**Data for analysis:**
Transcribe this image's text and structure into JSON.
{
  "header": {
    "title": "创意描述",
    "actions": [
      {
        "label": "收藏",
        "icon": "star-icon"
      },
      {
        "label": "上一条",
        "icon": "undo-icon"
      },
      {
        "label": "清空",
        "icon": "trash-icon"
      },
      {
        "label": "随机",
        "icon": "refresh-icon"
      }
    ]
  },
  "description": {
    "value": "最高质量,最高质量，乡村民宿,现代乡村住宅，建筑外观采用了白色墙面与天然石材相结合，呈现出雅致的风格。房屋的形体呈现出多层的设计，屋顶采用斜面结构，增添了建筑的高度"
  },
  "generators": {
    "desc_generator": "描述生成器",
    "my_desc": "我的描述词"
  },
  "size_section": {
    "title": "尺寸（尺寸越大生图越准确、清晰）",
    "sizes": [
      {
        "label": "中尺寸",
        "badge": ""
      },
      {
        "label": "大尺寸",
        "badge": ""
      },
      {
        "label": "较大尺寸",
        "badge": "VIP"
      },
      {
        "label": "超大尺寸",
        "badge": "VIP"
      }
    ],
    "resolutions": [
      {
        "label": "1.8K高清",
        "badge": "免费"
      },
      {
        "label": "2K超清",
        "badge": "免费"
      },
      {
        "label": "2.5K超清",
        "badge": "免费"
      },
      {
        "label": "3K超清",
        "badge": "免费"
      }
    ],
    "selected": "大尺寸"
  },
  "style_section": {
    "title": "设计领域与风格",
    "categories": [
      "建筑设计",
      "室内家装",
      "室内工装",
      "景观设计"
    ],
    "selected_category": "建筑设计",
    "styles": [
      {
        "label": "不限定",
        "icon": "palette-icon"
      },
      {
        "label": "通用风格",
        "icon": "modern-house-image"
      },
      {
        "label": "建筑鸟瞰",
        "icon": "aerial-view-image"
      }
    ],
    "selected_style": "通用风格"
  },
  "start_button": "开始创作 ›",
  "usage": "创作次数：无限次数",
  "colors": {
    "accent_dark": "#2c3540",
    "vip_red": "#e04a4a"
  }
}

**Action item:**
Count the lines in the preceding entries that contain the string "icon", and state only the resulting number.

**Finished exercise:**
7